Why Americans appear more likely to support Christian refugees

An estimated 70 million people worldwide have been forcibly displaced, according to the United Nations. Every two seconds, someone in countries like Syria, Afghanistan, South Sudan and Myanmar is being forced to leave their home. Although 24.5 million of these people have fled their countries to escape conflicts and persecution, room for them isn’t opening up at the same pace. That’s creating a global crisis at a time when the number of refugees stands at record levels.

Governments are taking actions that address the refugee crisis but are failing to fully meet the need. Charities, such as Mercy Corps, Save the Children and the International Rescue Committee continue to play a role. That work is funded by donations.

About half of refugees who entered the U.S. in 2016 and 2017 were Muslim, as were more than three-quarters of refugees who arrived in Europe between 2010 and 2016. Because most Americans identify as Christians, and Islamophobia appears to be on the rise among Americans, we wanted to see whether anti-Muslim sentiment or religious identity might be affecting the willingness in this country to support nonprofits that help refugees abroad.

A protester held a sign saying ‘Islamophobia is not the answer’ at an Oklahoma City rally for Donald Trump during his 2016 presidential campaign. AP Photo/Sue Ogrocki

Studying these perceptions

To find out, we – two professors who study nongovernmental organizations – conducted an experiment. We modeled how likely Americans would be to say they would donate US$20 to a charity that runs refugee camps abroad if they were told, directly or indirectly, that most of the refugees in the camps were Muslims.

In the first of two parts of this survey, the participants saw information about a charity and responded to questions about it and about whether they would donate to it. In the second part, they answered questions about themselves, such as their gender, educational background, income, religion and political affiliations.

Nearly half, 46.5%, of the 1,089 participants identified as Christians, 10.3% identified as non-Christians – mostly Muslims, Hindus, Jews and Buddhists, and 43.2% did not identify with any of the denominations we listed.
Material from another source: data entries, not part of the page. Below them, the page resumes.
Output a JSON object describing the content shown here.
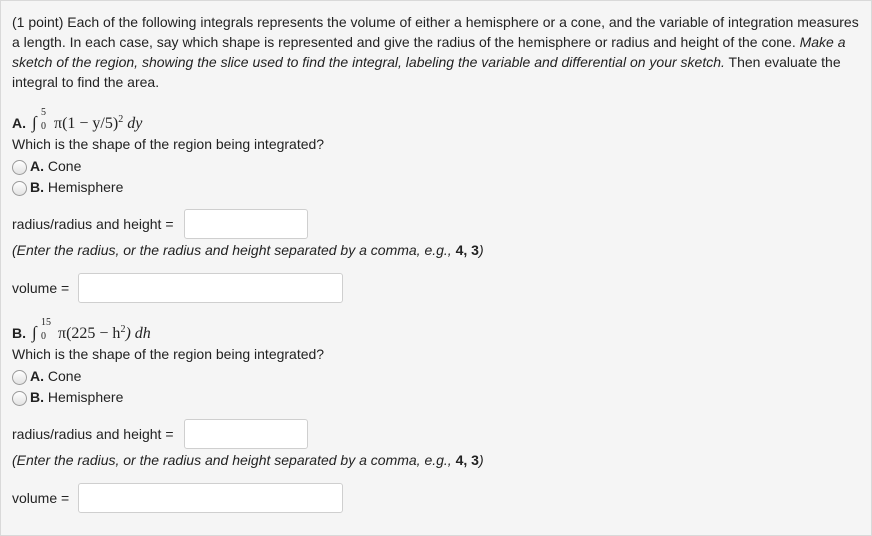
{
  "intro": {
    "text_plain": "(1 point) Each of the following integrals represents the volume of either a hemisphere or a cone, and the variable of integration measures a length. In each case, say which shape is represented and give the radius of the hemisphere or radius and height of the cone. ",
    "text_emph": "Make a sketch of the region, showing the slice used to find the integral, labeling the variable and differential on your sketch.",
    "text_end": " Then evaluate the integral to find the area."
  },
  "questions": [
    {
      "letter": "A.",
      "upper": "5",
      "lower": "0",
      "integrand_a": "π(1 − y/5)",
      "power": "2",
      "integrand_b": " dy",
      "question": "Which is the shape of the region being integrated?",
      "options": [
        {
          "letter": "A.",
          "label": "Cone"
        },
        {
          "letter": "B.",
          "label": "Hemisphere"
        }
      ],
      "radius_label": "radius/radius and height =",
      "radius_value": "",
      "note_text": "(Enter the radius, or the radius and height separated by a comma, e.g., ",
      "note_example": "4, 3",
      "note_close": ")",
      "volume_label": "volume =",
      "volume_value": ""
    },
    {
      "letter": "B.",
      "upper": "15",
      "lower": "0",
      "integrand_a": "π(225 − h",
      "power": "2",
      "integrand_b": ") dh",
      "question": "Which is the shape of the region being integrated?",
      "options": [
        {
          "letter": "A.",
          "label": "Cone"
        },
        {
          "letter": "B.",
          "label": "Hemisphere"
        }
      ],
      "radius_label": "radius/radius and height =",
      "radius_value": "",
      "note_text": "(Enter the radius, or the radius and height separated by a comma, e.g., ",
      "note_example": "4, 3",
      "note_close": ")",
      "volume_label": "volume =",
      "volume_value": ""
    }
  ]
}
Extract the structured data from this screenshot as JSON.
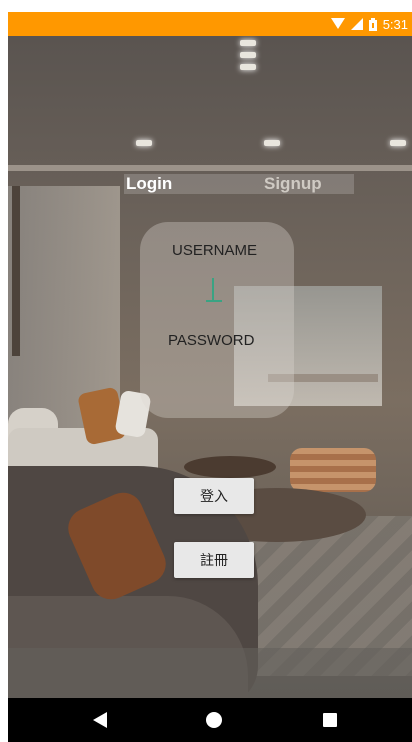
{
  "status_bar": {
    "time": "5:31",
    "icons": [
      "wifi-icon",
      "signal-icon",
      "battery-icon"
    ],
    "color": "#FF9800"
  },
  "tabs": [
    {
      "label": "Login",
      "selected": true
    },
    {
      "label": "Signup",
      "selected": false
    }
  ],
  "form": {
    "username_label": "USERNAME",
    "password_label": "PASSWORD",
    "accent_color": "#3AA383"
  },
  "buttons": {
    "login_label": "登入",
    "register_label": "註冊"
  },
  "nav_bar": {
    "icons": [
      "back-icon",
      "home-icon",
      "recent-apps-icon"
    ]
  }
}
We posted our survey online on the Amazon Mechanical Turk (MTurk) website. Anyone can register on this platform and perform the assorted odd jobs they will find on a list. The 1,089 participants who chose to complete our survey are a random group but the religious beliefs of these people are not representative of the U.S. population at large. Nevertheless, this approach made it possible for us to survey a much more diverse and broader set of people than if we had asked, say, college students to participate in our experiment.

Each participant saw the profile of a fictitious nonprofit we called “Refugee Helpers.” Everyone was assigned randomly to see one of the 11 different versions of the profile we created, so about 100 people saw each one.

One profile suggested that the charity was serving mostly refugees who were Muslims. Another version described the refugees as belonging to all faiths. A third said the group mostly helped Christian refugees.

We referred to the religion of refugees in other ways. Some profiles stated that the refugee camps were located in Turkey, Jordan and Lebanon – three Middle Eastern and largely Muslim countries. Others placed the refugee camps in the predominantly Christian African countries of Ethiopia, Kenya and Uganda.

We used imagery to simulate this distinction as well, with a picture of women wearing hijabs that showed up in one of the profiles but not the rest. Finally, some people were told that the charity was secular. Others were led to believe that it was a Muslim-led group.